I use oats to make porridge or muesli. You can eat oats raw, or roast them for extra-delicious muesli. (But, who has the time, right?) Add nuts and seeds to your muesli mix — my favourites are almonds, cashews, pepitas, hemp seeds and chia seeds. Harvard Health has a great guide to nuts and seeds, if you need help getting started. If you prefer your oats soft, soak them in juice, milk or yoghurt for ‘overnight oats’.
Choose whole grain traditional oats, as they are less processed. However, you choose to prepare your oats, top them with berries, or any other fruit you have on hand. I always have a bag of frozen berries in the freezer in case I run out of fresh fruit.
You can also add a heaped tablespoon of oats into a smoothie.
2: Omlettes. They are bursting with vitamins and nutrients.
Australian Eggs calls them ‘nature’s superfood’. Eggs contain 13 different vitamins and nutrients. They are high in protein, and a source of omega-3 fatty acids, antioxidants and Vitamins A, D, E and B12.

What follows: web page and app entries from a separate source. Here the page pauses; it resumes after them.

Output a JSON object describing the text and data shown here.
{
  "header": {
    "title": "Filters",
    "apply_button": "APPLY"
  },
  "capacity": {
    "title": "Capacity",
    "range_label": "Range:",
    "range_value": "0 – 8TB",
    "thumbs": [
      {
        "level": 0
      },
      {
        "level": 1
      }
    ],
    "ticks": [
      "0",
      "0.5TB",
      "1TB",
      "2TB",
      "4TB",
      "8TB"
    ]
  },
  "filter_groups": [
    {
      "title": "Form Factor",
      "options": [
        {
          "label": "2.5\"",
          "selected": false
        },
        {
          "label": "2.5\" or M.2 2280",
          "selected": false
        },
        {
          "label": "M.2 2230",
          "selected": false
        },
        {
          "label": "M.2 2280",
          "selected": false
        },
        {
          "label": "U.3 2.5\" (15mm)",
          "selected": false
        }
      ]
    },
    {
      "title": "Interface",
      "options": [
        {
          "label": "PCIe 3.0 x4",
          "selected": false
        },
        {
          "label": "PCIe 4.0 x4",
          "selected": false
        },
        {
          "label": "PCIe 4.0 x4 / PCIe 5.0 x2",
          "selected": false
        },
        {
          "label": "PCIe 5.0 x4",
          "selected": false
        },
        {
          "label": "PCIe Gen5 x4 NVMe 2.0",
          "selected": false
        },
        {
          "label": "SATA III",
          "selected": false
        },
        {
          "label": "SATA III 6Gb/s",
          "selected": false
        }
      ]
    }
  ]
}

Omlettes are easy and quick to make. Add your preferred veges and a handful of grated cheese. My favourite combination is: mushrooms, baby spinach leaves and cheese.
3: Toast, but pimped. Top your toast with colour and flavour.
Toast is like a blank canvas. It’s up to you to turn it into something beautiful. Bypass the jam and choose nutritious toppings. Here are some ideas: avocado and smoked salmon; mushrooms, garlic and rocket; tomato, basil and olive oil; banana, peanut butter and cinnamon.
Wholemeal bread is more nutritious than white and even multigrain. Sourdough is a good option too, as it is made with live bacteria that is good for your gut.
4: The fry-up, re-imagined. Start the day with a vege or two in a healthy fry-up
Did you know adults are meant to have five serves of veges each day? It can be hard trying to fit that many veges into your day. It helps to start early. Rebrand your veges as breakfast food. Popular fry-up options include: potato pieces, mushrooms, tomatoes, and spinach. Also consider adding avocado, eggs, smoked salmon and toast.
Try to avoid eating bacon regularly, as it’s high in saturated fat and salt. Eating processed meat also increases your risk of cancer.
5: Smoothie. Yes, my favourite healthy breakfast idea is a drink.
I’ve always been a big fan of smoothies. But since having kids, I have taken my smoothie-making skills to a whole new level. My advice is to start simple: use ingredients you like and are familiar with. This might be banana, honey, yoghurt and dairy milk, for example. Start experimenting by adding nuts, seeds, oats, different types of milk and yoghurt, different fruits, avocado, and beetroot.
Not sure which milk to use? Check out our article: Which milk is the healthiest?
Kate is a health writer and communications professional. She is the founder and editor of The Healthy Life. She lives in the Blue Mountains with her husband and two kids.